→ **WHAT THE EXERCISE ASKS**: The number needed is how many lines in these entries contain "source"; give it alone.

RECORDS PROVIDED below:

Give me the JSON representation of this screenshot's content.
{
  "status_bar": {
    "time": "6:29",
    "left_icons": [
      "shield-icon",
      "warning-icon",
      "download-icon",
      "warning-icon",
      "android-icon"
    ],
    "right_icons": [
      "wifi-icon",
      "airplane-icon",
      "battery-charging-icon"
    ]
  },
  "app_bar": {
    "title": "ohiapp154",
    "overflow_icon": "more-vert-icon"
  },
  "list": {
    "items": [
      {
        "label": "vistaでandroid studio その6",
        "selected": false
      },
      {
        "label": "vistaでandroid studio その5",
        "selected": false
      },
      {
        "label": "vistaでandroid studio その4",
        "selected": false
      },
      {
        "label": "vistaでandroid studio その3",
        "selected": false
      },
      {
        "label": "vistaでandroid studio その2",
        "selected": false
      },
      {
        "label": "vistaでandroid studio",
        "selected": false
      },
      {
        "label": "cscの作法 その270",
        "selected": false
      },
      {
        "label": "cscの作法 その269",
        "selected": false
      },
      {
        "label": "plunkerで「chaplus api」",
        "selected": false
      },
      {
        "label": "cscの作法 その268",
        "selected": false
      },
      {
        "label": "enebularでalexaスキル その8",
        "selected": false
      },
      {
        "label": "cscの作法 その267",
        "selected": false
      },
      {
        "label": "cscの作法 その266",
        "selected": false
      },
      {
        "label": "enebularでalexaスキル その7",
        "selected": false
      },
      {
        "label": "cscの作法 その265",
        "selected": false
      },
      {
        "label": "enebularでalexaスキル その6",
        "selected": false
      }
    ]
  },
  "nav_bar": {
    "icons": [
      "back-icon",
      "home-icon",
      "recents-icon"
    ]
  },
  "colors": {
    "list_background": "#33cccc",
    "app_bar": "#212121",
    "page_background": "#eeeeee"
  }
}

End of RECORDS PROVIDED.
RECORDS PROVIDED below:

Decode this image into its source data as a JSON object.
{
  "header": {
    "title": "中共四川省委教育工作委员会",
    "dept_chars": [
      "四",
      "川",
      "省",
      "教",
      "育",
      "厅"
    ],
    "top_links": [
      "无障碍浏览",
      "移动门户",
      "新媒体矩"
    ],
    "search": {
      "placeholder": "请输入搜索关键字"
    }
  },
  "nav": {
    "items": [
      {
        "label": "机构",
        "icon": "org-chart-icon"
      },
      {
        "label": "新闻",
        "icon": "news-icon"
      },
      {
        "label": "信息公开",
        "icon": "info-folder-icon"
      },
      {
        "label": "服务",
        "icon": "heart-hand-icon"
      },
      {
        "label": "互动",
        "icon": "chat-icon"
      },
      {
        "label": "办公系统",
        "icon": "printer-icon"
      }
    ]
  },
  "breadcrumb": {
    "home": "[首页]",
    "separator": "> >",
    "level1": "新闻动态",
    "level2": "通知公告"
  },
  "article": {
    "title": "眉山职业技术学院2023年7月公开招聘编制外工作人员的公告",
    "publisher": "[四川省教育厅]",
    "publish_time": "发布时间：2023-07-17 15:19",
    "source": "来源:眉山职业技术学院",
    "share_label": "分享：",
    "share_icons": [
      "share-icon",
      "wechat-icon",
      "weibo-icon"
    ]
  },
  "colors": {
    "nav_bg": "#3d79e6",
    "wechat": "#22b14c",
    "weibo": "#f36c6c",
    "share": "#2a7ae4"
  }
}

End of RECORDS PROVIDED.

→ **PROBLEM SOLUTION**: 2